There are two players from my basketball-watching lifetime whom Morant most reminds me of. The first is Allen Iverson, who was a stylistically different player than Morant in many ways but similar in both a physical and almost spiritual sense. Like Morant, Iverson was undersized and utterly fearless, a graceful and hyperathletic superhero who routinely humiliated much larger players. The second is Derrick Rose. In 2011, Rose, an incandescently gifted and explosive point guard, became the youngest player in NBA history to win the MVP award, at age 22. He seemed destined to be the league’s next great icon, the core of a Bulls team that looked to compete for championships for years to come. Then, in the 2012 Playoffs, Rose tore his ACL, and then his meniscus the following year. He’s still in the league and has reinvented himself as an effective role player, but he seems likely to become the first former MVP in history to not make the Basketball Hall of Fame.

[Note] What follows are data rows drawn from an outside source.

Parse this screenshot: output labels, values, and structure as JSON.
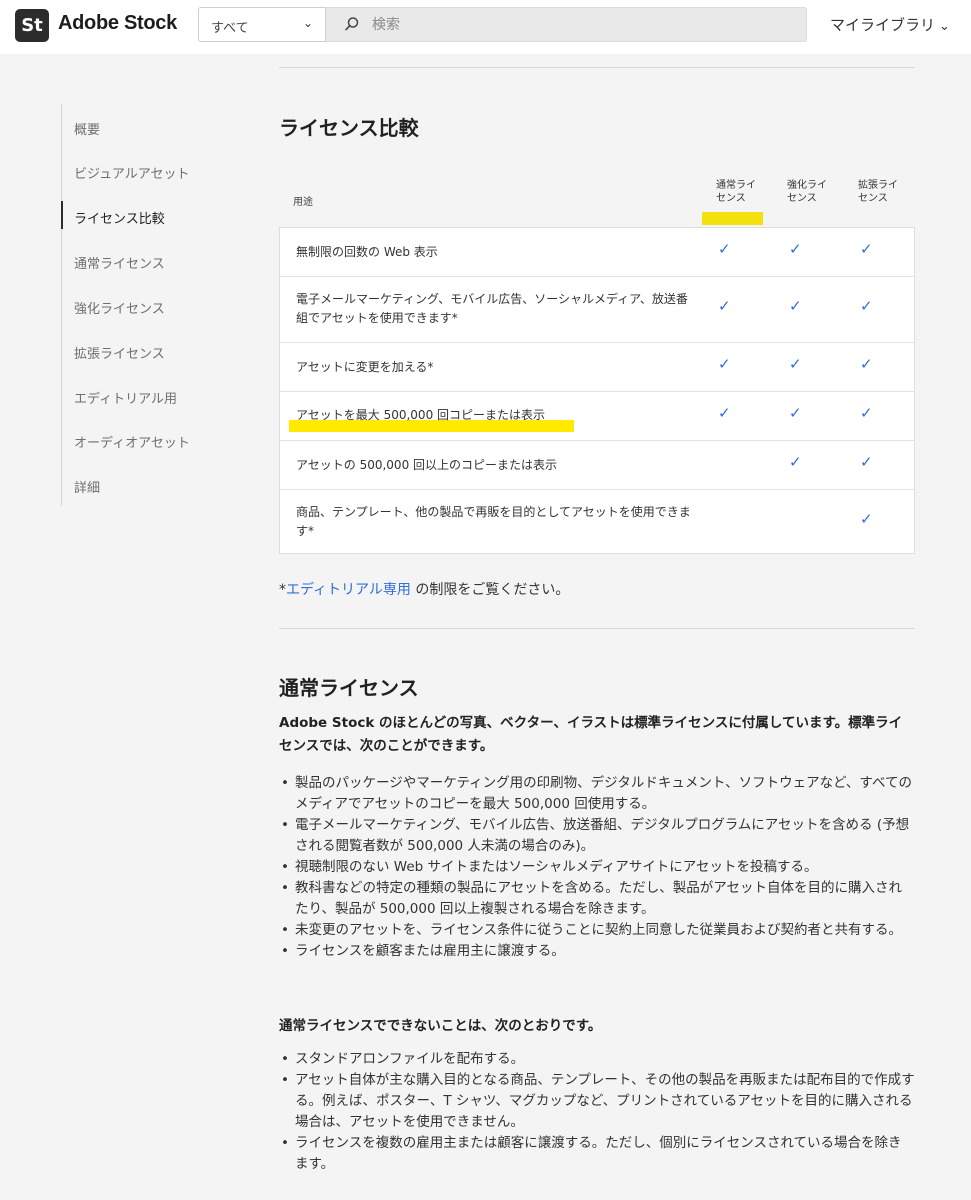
{
  "header": {
    "logo_badge": "St",
    "logo_text": "Adobe Stock",
    "scope_value": "すべて",
    "search_placeholder": "検索",
    "my_library": "マイライブラリ"
  },
  "sidebar": {
    "items": [
      {
        "label": "概要"
      },
      {
        "label": "ビジュアルアセット"
      },
      {
        "label": "ライセンス比較",
        "active": true
      },
      {
        "label": "通常ライセンス"
      },
      {
        "label": "強化ライセンス"
      },
      {
        "label": "拡張ライセンス"
      },
      {
        "label": "エディトリアル用"
      },
      {
        "label": "オーディオアセット"
      },
      {
        "label": "詳細"
      }
    ]
  },
  "comparison": {
    "title": "ライセンス比較",
    "use_header": "用途",
    "columns": [
      "通常ライセンス",
      "強化ライセンス",
      "拡張ライセンス"
    ],
    "rows": [
      {
        "text": "無制限の回数の Web 表示",
        "checks": [
          true,
          true,
          true
        ]
      },
      {
        "text": "電子メールマーケティング、モバイル広告、ソーシャルメディア、放送番組でアセットを使用できます*",
        "checks": [
          true,
          true,
          true
        ]
      },
      {
        "text": "アセットに変更を加える*",
        "checks": [
          true,
          true,
          true
        ]
      },
      {
        "text": "アセットを最大 500,000 回コピーまたは表示",
        "checks": [
          true,
          true,
          true
        ]
      },
      {
        "text": "アセットの 500,000 回以上のコピーまたは表示",
        "checks": [
          false,
          true,
          true
        ]
      },
      {
        "text": "商品、テンプレート、他の製品で再販を目的としてアセットを使用できます*",
        "checks": [
          false,
          false,
          true
        ]
      }
    ],
    "check_glyph": "✓",
    "note_prefix": "*",
    "note_link": "エディトリアル専用",
    "note_suffix": " の制限をご覧ください。"
  },
  "standard": {
    "title": "通常ライセンス",
    "intro": "Adobe Stock のほとんどの写真、ベクター、イラストは標準ライセンスに付属しています。標準ライセンスでは、次のことができます。",
    "can": [
      "製品のパッケージやマーケティング用の印刷物、デジタルドキュメント、ソフトウェアなど、すべてのメディアでアセットのコピーを最大 500,000 回使用する。",
      "電子メールマーケティング、モバイル広告、放送番組、デジタルプログラムにアセットを含める (予想される閲覧者数が 500,000 人未満の場合のみ)。",
      "視聴制限のない Web サイトまたはソーシャルメディアサイトにアセットを投稿する。",
      "教科書などの特定の種類の製品にアセットを含める。ただし、製品がアセット自体を目的に購入されたり、製品が 500,000 回以上複製される場合を除きます。",
      "未変更のアセットを、ライセンス条件に従うことに契約上同意した従業員および契約者と共有する。",
      "ライセンスを顧客または雇用主に譲渡する。"
    ],
    "cannot_title": "通常ライセンスでできないことは、次のとおりです。",
    "cannot": [
      "スタンドアロンファイルを配布する。",
      "アセット自体が主な購入目的となる商品、テンプレート、その他の製品を再販または配布目的で作成する。例えば、ポスター、T シャツ、マグカップなど、プリントされているアセットを目的に購入される場合は、アセットを使用できません。",
      "ライセンスを複数の雇用主または顧客に譲渡する。ただし、個別にライセンスされている場合を除きます。"
    ]
  },
  "colors": {
    "accent": "#2e6fd8",
    "highlight": "#ffea00",
    "logo_bg": "#2c2c2c"
  }
}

The Rose comparison is a fraught one in Morant’s case, because if there has been one persistent worry about Morant’s career ceiling, it’s his health. He’s already missed 13 games this season, and his daredevil approach to the game has prompted durability concerns going back to pre-draft evaluations. (Ironically, the player chosen one spot ahead of Morant in the 2019 Draft, the New Orleans Pelicans’ Zion Williamson, has become the biggest health wild-card in the current NBA.)
But push those dark thoughts aside, and the future in Memphis is spectacularly bright. As ESPN’s Brian Windhorst has repeatedly pointed out on his podcast, the Grizzlies’ owner, Robert Pera, has quietly become one of the richest owners in the league since purchasing the team in 2012. (Worth around $1 billion when he purchased the team, Pera—the founder of publicly traded tech giant Ubiquiti—is now worth $18.6 billion, making him the third-richest owner in the NBA.) The Grizzlies, in other words, are a small-market team that doesn’t need to act like one, and with the team they are building, cash-flush ownership, and a home city that might offer all kinds of appeal to NBA players, the Grizzlies’ transformation from outpost to destination might already be underway.

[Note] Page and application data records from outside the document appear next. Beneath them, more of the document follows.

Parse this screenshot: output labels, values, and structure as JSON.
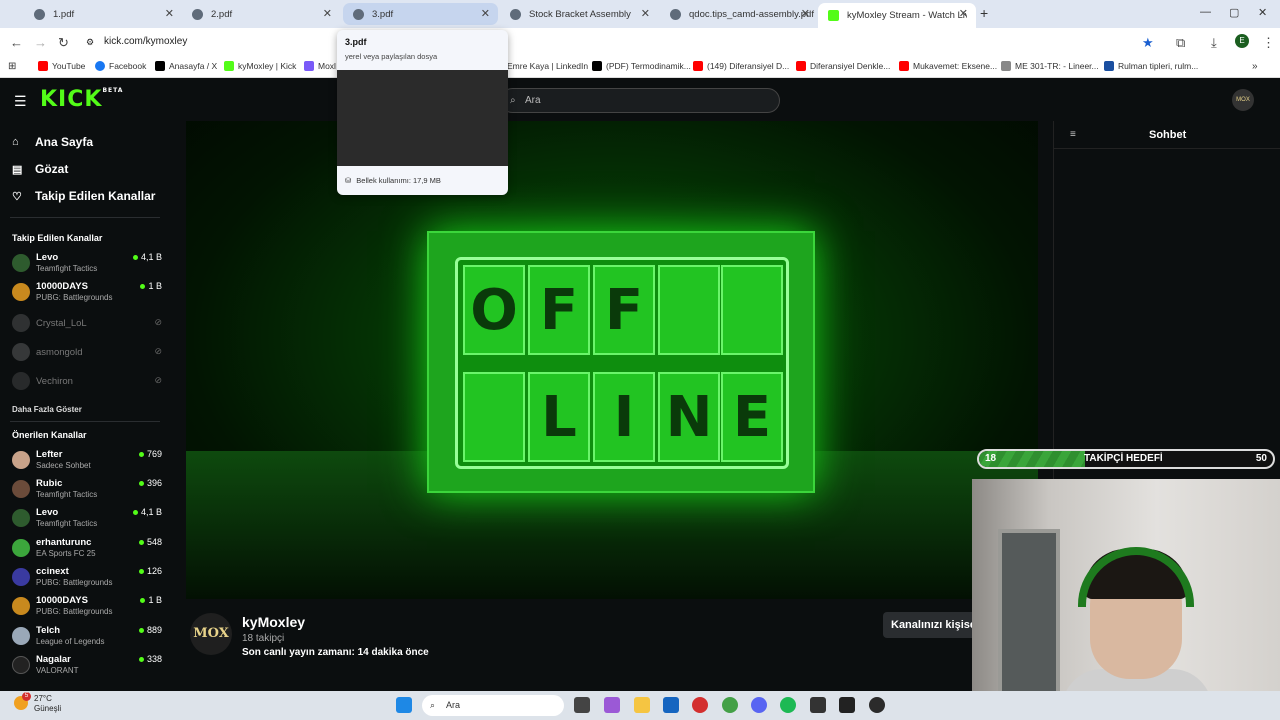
{
  "browser": {
    "tabs": [
      {
        "label": "1.pdf",
        "color": "#5f6b7a"
      },
      {
        "label": "2.pdf",
        "color": "#5f6b7a"
      },
      {
        "label": "3.pdf",
        "color": "#5f6b7a"
      },
      {
        "label": "Stock Bracket Assembly",
        "color": "#5f6b7a"
      },
      {
        "label": "qdoc.tips_camd-assembly.pdf",
        "color": "#5f6b7a"
      },
      {
        "label": "kyMoxley Stream - Watch Live o",
        "color": "#53fc18"
      }
    ],
    "url": "kick.com/kymoxley",
    "bookmarks": [
      {
        "label": "YouTube",
        "color": "#ff0000"
      },
      {
        "label": "Facebook",
        "color": "#1877f2"
      },
      {
        "label": "Anasayfa / X",
        "color": "#000000"
      },
      {
        "label": "kyMoxley | Kick",
        "color": "#53fc18"
      },
      {
        "label": "Moxl",
        "color": "#7a5af8"
      },
      {
        "label": "Emre Kaya | LinkedIn",
        "color": "#ffffff"
      },
      {
        "label": "(PDF) Termodinamik...",
        "color": "#000000"
      },
      {
        "label": "(149) Diferansiyel D...",
        "color": "#ff0000"
      },
      {
        "label": "Diferansiyel Denkle...",
        "color": "#ff0000"
      },
      {
        "label": "Mukavemet: Eksene...",
        "color": "#ff0000"
      },
      {
        "label": "ME 301-TR: - Lineer...",
        "color": "#888888"
      },
      {
        "label": "Rulman tipleri, rulm...",
        "color": "#1a4fa0"
      }
    ]
  },
  "hovercard": {
    "title": "3.pdf",
    "subtitle": "yerel veya paylaşılan dosya",
    "memory": "Bellek kullanımı: 17,9 MB"
  },
  "kick": {
    "logo": "KICK",
    "logo_beta": "BETA",
    "search_placeholder": "Ara",
    "nav": {
      "home": "Ana Sayfa",
      "browse": "Gözat",
      "following": "Takip Edilen Kanallar"
    },
    "followed_title": "Takip Edilen Kanallar",
    "followed": [
      {
        "name": "Levo",
        "game": "Teamfight Tactics",
        "viewers": "4,1 B",
        "live": true,
        "color": "#2e5b2e"
      },
      {
        "name": "10000DAYS",
        "game": "PUBG: Battlegrounds",
        "viewers": "1 B",
        "live": true,
        "color": "#c8891e"
      },
      {
        "name": "Crystal_LoL",
        "game": "",
        "viewers": "",
        "live": false,
        "color": "#666"
      },
      {
        "name": "asmongold",
        "game": "",
        "viewers": "",
        "live": false,
        "color": "#777"
      },
      {
        "name": "Vechiron",
        "game": "",
        "viewers": "",
        "live": false,
        "color": "#555"
      }
    ],
    "show_more": "Daha Fazla Göster",
    "recommended_title": "Önerilen Kanallar",
    "recommended": [
      {
        "name": "Lefter",
        "game": "Sadece Sohbet",
        "viewers": "769",
        "color": "#c9a38a"
      },
      {
        "name": "Rubic",
        "game": "Teamfight Tactics",
        "viewers": "396",
        "color": "#6b4b3a"
      },
      {
        "name": "Levo",
        "game": "Teamfight Tactics",
        "viewers": "4,1 B",
        "color": "#2e5b2e"
      },
      {
        "name": "erhanturunc",
        "game": "EA Sports FC 25",
        "viewers": "548",
        "color": "#3ca63c"
      },
      {
        "name": "ccinext",
        "game": "PUBG: Battlegrounds",
        "viewers": "126",
        "color": "#3a3aa0"
      },
      {
        "name": "10000DAYS",
        "game": "PUBG: Battlegrounds",
        "viewers": "1 B",
        "color": "#c8891e"
      },
      {
        "name": "Telch",
        "game": "League of Legends",
        "viewers": "889",
        "color": "#9aa8b8"
      },
      {
        "name": "Nagalar",
        "game": "VALORANT",
        "viewers": "338",
        "color": "#222"
      }
    ],
    "offline_top": [
      "O",
      "F",
      "F",
      "",
      ""
    ],
    "offline_bottom": [
      "",
      "L",
      "I",
      "N",
      "E"
    ],
    "channel": {
      "avatar_text": "MOX",
      "name": "kyMoxley",
      "followers": "18 takipçi",
      "last_live": "Son canlı yayın zamanı: 14 dakika önce",
      "customize": "Kanalınızı kişiselleştirin"
    },
    "chat_title": "Sohbet"
  },
  "goal": {
    "current": "18",
    "label": "TAKİPÇİ HEDEFİ",
    "target": "50",
    "progress": 0.36
  },
  "taskbar": {
    "temp": "27°C",
    "weather": "Güneşli",
    "badge": "5",
    "search": "Ara",
    "icons": [
      {
        "name": "windows-icon",
        "color": "#1e88e5"
      },
      {
        "name": "taskview-icon",
        "color": "#444"
      },
      {
        "name": "copilot-icon",
        "color": "#9b59d6"
      },
      {
        "name": "explorer-icon",
        "color": "#f5c542"
      },
      {
        "name": "store-icon",
        "color": "#1565c0"
      },
      {
        "name": "opera-icon",
        "color": "#d32f2f"
      },
      {
        "name": "chrome-icon",
        "color": "#43a047"
      },
      {
        "name": "discord-icon",
        "color": "#5865f2"
      },
      {
        "name": "spotify-icon",
        "color": "#1db954"
      },
      {
        "name": "terminal-icon",
        "color": "#333"
      },
      {
        "name": "app-icon",
        "color": "#222"
      },
      {
        "name": "obs-icon",
        "color": "#2b2b2b"
      }
    ]
  }
}
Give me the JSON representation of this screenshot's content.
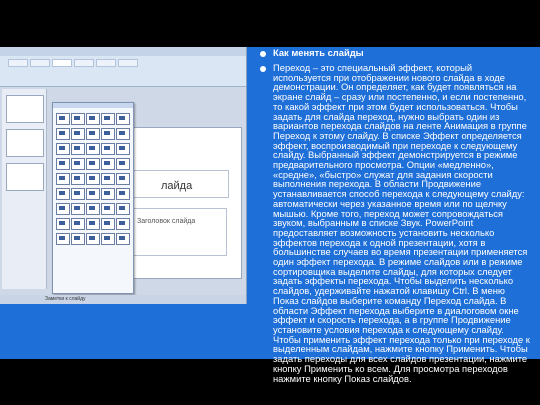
{
  "slide": {
    "heading": "Как менять слайды",
    "body": "Переход – это специальный эффект, который используется при отображении нового слайда в ходе демонстрации. Он определяет, как будет появляться на экране слайд – сразу или постепенно, и если постепенно, то какой эффект при этом будет использоваться. Чтобы задать для слайда переход, нужно выбрать один из вариантов перехода слайдов на ленте Анимация в группе Переход к этому слайду. В списке Эффект определяется эффект, воспроизводимый при переходе к следующему слайду. Выбранный эффект демонстрируется в режиме предварительного просмотра. Опции «медленно», «средне», «быстро» служат для задания скорости выполнения перехода. В области Продвижение устанавливается способ перехода к следующему слайду: автоматически через указанное время или по щелчку мышью. Кроме того, переход может сопровождаться звуком, выбранным в списке Звук. PowerPoint предоставляет возможность установить несколько эффектов перехода к одной презентации, хотя в большинстве случаев во время презентации применяется один эффект перехода. В режиме слайдов или в режиме сортировщика выделите слайды, для которых следует задать эффекты перехода. Чтобы выделить несколько слайдов, удерживайте нажатой клавишу Ctrl. В меню Показ слайдов выберите команду Переход слайда. В области Эффект перехода выберите в диалоговом окне эффект и скорость перехода, а в группе Продвижение установите условия перехода к следующему слайду. Чтобы применить эффект перехода только при переходе к выделенным слайдам, нажмите кнопку Применить. Чтобы задать переходы для всех слайдов презентации, нажмите кнопку Применить ко всем. Для просмотра переходов нажмите кнопку Показ слайдов."
  },
  "screenshot": {
    "canvas_title": "лайда",
    "canvas_subtitle": "Заголовок слайда",
    "status_text": "Заметки к слайду"
  }
}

Which finally brings us to the very best aspect of Morant and the Grizzlies’ rise. Memphis is one of America’s great cities, a bastion of culture and history and Morant-levels of civic charisma. For much of their existence the Grizzlies have been something like the opposite, a relocated expansion franchise with a nonsensical name and a grand total of one Conference Finals appearance on its resumé. Ja Morant and his teammates are bringing a world-class basketball squad to a world-class city, and no one deserves each other more.